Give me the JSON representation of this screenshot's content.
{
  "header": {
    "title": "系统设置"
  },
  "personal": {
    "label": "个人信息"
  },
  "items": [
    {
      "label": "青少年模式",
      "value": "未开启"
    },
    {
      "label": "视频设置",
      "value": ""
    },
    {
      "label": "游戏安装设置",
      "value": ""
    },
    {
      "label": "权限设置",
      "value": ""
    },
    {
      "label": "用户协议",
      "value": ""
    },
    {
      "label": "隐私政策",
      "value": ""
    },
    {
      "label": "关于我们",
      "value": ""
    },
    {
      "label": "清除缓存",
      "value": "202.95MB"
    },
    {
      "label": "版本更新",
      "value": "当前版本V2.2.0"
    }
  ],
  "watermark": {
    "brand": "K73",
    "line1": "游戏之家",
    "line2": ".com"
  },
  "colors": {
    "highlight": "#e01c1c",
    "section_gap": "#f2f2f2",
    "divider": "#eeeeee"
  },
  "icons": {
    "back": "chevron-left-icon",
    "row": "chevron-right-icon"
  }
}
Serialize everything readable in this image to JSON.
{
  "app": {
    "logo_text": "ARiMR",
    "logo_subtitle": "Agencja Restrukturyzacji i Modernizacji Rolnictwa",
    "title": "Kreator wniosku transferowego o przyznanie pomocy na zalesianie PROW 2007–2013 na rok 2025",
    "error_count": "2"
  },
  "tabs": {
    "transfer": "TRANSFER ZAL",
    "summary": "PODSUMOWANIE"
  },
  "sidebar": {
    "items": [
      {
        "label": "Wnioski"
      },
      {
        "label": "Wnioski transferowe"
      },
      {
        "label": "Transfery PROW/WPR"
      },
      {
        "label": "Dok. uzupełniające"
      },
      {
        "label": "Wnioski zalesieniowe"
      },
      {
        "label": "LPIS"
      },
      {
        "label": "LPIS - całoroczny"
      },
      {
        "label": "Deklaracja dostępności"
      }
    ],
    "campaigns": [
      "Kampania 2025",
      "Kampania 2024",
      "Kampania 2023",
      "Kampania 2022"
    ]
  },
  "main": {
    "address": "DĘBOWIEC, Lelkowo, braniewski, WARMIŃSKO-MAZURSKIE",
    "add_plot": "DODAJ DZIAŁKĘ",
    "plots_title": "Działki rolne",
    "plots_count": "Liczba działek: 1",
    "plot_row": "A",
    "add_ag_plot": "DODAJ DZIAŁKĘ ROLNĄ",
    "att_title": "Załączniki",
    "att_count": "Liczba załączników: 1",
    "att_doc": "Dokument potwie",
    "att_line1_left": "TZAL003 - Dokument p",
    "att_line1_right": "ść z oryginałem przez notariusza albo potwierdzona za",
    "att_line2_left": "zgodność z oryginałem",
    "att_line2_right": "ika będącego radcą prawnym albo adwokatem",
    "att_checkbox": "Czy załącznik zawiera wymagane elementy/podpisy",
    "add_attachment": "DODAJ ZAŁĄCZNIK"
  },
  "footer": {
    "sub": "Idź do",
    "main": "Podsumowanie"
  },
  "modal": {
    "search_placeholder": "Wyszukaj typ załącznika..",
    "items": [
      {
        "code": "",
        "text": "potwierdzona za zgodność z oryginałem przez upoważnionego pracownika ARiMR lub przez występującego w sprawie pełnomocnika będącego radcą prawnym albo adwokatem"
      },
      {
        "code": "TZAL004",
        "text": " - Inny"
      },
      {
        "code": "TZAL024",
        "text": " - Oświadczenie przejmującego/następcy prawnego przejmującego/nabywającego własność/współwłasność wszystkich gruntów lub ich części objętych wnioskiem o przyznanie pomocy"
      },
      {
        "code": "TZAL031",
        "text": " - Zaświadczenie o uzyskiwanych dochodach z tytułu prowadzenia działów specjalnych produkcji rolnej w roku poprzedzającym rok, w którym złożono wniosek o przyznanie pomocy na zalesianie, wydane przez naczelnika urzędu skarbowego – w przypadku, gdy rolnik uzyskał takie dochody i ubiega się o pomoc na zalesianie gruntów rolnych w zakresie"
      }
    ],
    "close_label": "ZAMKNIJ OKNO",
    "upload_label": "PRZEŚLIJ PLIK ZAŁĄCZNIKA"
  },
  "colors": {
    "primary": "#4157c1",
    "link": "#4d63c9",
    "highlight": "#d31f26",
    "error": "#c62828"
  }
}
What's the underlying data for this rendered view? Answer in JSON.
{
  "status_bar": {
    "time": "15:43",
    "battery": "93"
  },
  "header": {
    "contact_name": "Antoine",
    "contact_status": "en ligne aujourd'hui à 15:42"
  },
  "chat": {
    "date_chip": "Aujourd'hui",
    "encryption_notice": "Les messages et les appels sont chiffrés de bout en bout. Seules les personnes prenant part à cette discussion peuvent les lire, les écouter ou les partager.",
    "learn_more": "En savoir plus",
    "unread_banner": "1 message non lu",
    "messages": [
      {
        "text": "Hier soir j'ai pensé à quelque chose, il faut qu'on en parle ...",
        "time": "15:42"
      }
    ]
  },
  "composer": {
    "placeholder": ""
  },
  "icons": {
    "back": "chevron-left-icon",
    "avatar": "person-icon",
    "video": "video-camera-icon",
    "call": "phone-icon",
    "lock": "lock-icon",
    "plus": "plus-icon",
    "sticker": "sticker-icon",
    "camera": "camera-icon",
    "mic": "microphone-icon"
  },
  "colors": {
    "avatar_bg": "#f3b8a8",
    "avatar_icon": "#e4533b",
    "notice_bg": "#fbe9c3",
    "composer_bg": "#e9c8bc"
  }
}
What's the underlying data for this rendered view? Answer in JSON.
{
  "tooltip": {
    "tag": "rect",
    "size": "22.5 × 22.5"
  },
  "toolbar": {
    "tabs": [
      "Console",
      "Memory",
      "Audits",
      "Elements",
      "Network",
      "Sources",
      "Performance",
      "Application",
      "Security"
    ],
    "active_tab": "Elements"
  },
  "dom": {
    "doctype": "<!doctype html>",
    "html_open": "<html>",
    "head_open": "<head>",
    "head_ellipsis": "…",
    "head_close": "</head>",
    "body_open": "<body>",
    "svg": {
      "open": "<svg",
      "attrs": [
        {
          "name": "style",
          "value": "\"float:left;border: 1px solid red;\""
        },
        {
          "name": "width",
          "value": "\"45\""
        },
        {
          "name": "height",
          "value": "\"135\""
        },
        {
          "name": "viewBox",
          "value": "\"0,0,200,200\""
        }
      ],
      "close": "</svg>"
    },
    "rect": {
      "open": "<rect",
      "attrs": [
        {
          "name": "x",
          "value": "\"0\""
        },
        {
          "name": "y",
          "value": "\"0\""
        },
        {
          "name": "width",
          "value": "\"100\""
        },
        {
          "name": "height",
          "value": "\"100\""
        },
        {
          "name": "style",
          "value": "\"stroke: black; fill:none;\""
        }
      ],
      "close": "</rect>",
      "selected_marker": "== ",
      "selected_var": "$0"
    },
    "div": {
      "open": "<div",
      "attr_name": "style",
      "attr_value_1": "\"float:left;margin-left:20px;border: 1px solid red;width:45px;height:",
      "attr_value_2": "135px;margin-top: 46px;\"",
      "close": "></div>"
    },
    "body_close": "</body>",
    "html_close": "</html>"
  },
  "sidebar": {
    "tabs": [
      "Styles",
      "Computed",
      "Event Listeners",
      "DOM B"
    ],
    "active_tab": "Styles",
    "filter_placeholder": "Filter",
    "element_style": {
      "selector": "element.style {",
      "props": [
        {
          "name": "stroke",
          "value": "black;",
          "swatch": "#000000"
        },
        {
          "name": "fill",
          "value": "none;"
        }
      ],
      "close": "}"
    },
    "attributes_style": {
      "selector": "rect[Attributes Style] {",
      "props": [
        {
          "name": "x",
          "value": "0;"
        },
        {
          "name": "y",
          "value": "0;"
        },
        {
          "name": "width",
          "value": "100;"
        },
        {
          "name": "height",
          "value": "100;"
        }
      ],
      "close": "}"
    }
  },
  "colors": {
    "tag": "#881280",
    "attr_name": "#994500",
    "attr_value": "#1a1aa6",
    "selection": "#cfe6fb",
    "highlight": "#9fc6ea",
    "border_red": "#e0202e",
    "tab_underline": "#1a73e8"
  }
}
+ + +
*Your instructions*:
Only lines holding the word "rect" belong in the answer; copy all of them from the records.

*Answer to the problem*:
    "tag": "rect",
    "rect": {
      "open": "<rect",
      "close": "</rect>",
      "selector": "rect[Attributes Style] {",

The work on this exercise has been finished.